- [Task description] Find the word "playable" in the records and copy every line where it occurs.

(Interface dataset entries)
Content starts
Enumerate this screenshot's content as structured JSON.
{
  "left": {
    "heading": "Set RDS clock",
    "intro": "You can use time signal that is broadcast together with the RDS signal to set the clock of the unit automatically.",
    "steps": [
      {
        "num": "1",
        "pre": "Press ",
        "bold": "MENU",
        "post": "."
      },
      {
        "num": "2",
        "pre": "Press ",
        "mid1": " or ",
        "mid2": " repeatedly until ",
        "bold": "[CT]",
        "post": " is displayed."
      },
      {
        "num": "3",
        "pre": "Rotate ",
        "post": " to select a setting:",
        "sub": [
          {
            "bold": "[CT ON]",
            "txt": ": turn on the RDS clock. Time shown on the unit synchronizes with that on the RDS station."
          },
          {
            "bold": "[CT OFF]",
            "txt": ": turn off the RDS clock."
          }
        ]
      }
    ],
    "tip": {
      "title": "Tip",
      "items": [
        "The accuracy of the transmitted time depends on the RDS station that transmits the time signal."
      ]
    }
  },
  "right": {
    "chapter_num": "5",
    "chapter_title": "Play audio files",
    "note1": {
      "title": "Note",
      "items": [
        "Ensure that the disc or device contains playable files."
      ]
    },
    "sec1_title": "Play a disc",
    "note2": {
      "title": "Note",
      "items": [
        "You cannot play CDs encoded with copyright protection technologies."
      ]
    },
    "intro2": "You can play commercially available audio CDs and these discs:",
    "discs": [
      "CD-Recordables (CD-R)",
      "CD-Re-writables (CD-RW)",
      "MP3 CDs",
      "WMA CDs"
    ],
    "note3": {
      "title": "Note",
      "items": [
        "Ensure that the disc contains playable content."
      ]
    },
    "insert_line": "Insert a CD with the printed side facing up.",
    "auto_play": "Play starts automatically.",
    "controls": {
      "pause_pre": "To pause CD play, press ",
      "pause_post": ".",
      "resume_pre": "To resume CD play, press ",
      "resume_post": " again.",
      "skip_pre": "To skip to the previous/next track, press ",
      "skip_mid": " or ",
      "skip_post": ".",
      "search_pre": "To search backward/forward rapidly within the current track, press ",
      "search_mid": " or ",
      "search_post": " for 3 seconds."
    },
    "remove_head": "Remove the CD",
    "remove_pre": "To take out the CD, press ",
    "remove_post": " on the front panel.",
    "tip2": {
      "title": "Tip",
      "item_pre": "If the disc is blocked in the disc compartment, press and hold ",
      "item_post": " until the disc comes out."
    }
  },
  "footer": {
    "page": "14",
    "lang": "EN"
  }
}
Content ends
- [Answer to this exercise]
        "Ensure that the disc or device contains playable files."
        "Ensure that the disc contains playable content."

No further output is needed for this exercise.